#SAPStatOfTheDay: 31st time at Grand Slam @SerenaWilliams has comeback to win after dropping 1st set! @SAPSports pic.twitter.com/lUsywASu3Q— WTA (@WTA) May 30, 2015
I'm borrowing one of WTA Backspin's special words because "Sernativity" is the only word that fits in this context. The conundrum is this: If you play Serena Williams and you get behind, she'll destroy you. And if you play Serena and you get ahead (unless you're having a Muguruza Moment), she'll destroy you. Ask anyone on the tour, only maybe not Vika Azarenka, at least not today.

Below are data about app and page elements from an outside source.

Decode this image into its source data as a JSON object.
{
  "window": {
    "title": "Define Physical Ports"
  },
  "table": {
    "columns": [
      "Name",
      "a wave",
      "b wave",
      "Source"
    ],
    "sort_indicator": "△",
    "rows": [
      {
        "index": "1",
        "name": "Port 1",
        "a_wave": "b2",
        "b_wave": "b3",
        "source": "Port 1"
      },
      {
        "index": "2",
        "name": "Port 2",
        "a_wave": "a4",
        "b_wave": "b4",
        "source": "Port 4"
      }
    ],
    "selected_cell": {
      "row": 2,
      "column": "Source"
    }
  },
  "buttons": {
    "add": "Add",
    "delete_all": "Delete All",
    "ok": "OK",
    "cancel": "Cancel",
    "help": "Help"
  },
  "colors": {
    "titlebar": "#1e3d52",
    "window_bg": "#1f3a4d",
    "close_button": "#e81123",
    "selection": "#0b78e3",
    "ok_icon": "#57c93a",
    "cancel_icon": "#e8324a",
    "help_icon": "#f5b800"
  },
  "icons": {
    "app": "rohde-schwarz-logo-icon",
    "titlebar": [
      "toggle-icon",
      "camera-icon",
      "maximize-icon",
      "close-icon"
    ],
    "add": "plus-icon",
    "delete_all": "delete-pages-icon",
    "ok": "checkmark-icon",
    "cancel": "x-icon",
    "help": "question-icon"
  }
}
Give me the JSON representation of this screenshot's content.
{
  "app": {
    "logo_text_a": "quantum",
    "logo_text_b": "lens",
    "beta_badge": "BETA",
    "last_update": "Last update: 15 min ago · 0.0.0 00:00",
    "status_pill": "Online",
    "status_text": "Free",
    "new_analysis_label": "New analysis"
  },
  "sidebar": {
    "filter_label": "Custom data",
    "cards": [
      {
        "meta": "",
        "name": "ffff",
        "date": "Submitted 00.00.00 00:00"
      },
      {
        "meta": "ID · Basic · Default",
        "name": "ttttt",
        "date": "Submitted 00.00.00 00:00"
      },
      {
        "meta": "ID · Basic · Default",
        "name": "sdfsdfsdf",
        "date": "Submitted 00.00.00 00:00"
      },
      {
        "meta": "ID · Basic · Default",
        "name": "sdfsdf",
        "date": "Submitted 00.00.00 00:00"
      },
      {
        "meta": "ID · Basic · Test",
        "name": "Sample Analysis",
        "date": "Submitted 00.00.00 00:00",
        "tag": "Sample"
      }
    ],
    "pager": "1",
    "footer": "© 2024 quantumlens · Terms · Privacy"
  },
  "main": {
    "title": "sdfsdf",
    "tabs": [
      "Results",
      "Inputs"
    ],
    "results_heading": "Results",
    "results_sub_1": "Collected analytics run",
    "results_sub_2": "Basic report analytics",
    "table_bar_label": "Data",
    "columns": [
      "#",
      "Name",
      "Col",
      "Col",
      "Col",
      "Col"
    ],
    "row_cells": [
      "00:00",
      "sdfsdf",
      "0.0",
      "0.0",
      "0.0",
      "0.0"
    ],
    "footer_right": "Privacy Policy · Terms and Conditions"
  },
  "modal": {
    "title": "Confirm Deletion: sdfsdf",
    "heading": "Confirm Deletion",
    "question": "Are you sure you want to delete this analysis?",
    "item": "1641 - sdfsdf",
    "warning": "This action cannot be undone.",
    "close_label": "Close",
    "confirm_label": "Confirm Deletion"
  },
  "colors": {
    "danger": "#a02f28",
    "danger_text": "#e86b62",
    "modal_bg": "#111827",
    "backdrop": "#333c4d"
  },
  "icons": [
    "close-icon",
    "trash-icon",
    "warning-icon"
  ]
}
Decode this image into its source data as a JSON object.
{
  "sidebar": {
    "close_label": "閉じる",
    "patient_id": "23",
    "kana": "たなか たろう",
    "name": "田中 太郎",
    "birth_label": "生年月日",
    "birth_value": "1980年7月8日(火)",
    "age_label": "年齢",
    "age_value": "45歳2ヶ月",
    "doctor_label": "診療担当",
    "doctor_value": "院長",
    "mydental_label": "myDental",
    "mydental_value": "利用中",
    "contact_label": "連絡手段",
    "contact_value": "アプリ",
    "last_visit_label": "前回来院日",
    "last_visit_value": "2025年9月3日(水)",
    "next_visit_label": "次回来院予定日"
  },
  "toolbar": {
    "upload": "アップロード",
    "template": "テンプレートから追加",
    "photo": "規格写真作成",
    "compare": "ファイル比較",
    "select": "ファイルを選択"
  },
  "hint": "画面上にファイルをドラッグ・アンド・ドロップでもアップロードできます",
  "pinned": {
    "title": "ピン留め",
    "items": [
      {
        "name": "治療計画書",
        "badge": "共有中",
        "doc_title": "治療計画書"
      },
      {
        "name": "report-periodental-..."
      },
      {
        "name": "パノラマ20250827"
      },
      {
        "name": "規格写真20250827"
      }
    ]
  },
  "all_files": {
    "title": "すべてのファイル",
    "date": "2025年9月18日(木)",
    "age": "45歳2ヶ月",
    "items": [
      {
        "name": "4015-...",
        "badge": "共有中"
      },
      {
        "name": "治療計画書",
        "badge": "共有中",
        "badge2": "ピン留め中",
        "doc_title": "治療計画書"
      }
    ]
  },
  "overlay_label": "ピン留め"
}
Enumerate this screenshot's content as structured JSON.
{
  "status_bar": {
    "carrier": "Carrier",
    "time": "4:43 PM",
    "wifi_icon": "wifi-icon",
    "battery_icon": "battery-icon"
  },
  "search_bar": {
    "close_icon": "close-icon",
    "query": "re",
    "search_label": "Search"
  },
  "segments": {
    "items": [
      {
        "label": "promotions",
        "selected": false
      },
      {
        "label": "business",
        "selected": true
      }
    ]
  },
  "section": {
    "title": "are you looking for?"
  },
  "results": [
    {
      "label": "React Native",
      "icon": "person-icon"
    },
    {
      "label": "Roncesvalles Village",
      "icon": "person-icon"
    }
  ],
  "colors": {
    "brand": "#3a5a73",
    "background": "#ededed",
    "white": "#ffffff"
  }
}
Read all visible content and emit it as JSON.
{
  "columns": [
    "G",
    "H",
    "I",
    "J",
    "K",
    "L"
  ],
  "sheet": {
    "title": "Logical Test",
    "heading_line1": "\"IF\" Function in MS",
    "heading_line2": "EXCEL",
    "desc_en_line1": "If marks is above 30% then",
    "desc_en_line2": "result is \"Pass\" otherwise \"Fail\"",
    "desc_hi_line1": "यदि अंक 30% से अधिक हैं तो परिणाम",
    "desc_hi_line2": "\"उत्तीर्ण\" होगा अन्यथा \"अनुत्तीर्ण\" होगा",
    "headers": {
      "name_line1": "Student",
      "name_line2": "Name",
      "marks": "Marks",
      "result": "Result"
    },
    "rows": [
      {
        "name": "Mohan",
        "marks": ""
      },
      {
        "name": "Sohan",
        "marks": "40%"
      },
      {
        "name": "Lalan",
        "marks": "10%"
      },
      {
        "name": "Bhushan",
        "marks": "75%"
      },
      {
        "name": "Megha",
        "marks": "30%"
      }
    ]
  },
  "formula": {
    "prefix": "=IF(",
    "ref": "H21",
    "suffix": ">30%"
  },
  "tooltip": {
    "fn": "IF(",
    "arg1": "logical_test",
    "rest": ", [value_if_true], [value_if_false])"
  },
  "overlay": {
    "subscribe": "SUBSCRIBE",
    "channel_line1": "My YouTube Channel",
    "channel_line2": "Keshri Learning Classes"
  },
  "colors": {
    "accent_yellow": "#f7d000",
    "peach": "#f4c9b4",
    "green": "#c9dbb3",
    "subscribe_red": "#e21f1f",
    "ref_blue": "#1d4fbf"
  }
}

Azarenka and Williams competed against each other at the French Open today, with a very on-target and aggressive Azarenka taking the first set, 6-4. The second set was close, and serving at 4-5 while facing a break point, Azarenka had to deal with more than she should have. She hit a ball in, it was called out, only late. Williams hit it, but claimed that the call interfered with her return. The point was replayed, to the discontent of Azarenka. Williams then proceeded to win the set.
After leaving the court and, so it seemed, re-focusing herself, Azarenka returned and immediately went up 2-0 in the third set. But you know how these things go: Williams put the clamps on, broke back, and the next thing you knew, she had won the set 6-2. It was a good enough match, and it surprised me a bit. When I wrote yesterday that I thought this match would be less dramatic than past Williams-Azarenka matches, I was guessing that Serena would take this one in straight sets.
So we've gotten throught the Williams vs. Azarenka drama, but next we have the Williams vs. Stephens drama. Or not. Maybe there will be no drama, just a quiet round of 16 match. Maybe.
The top seed moves on, but sadly, Francesa Schiavone does not. Schiavone lost today to Andreea Mitu, who beat her 7-5, 6-4. Mitu has made quite a pest of herself at this tournament, and now faces Alison Van Uytvanck, who efficiently took Kiki Mladenovic out of competition today. Van Uytvanck played well and was remarkably calm, but she was also lucky to get a sluggish, out-of-sorts Mladenovic.
Sara Errani defeated Andrea Petkovic today, and Julia Goerges defeated Irina Falconi. Stephens advanced by beating Tsvetana Pironkova, and Timea Bacsinszky defeated Madison Keys.
French Open officials continually schedule the matches I most want to see at a time when I just can't be awake. This has happened over and over, and will happen again tomorrow when Elina Svitolina and Alize Cornet face off. I may actually have to find a way to get up and watch it, but I'm not counting on it.
Lucie Safarova of the tricky lefty serve gets the defending champion, Maria Sharapova, and Ana Ivanovic plays Ekaterina Makarova. Of interest is the fourth match, in which Flavia Pennetta takes on Garbine Muguruza. If Muguruza has one of her letdowns and starts double-faulting and everything that goes with that, Pennetta will be glad to move on to the quarterfinals. It's not at all an unrealistic scenario. But if Muguruza prevails, it puts her closer to really spoiling the good times of some other players. Muguruza hasn't figured out the head part of her game yet, but the potential is there for danger, should she snap her mentality into place.
Third seeds Timea Babos and Kiki Mladenovic were upset today by the unseeded (but obviously dangerous) team of Daniela Hantuchova and Samantha Stosur. Also, the "older dream team" of Kimiko Date-Krumm and Francesca Schiavone were defeated by Michaela Krajicek and Barbora Strycova.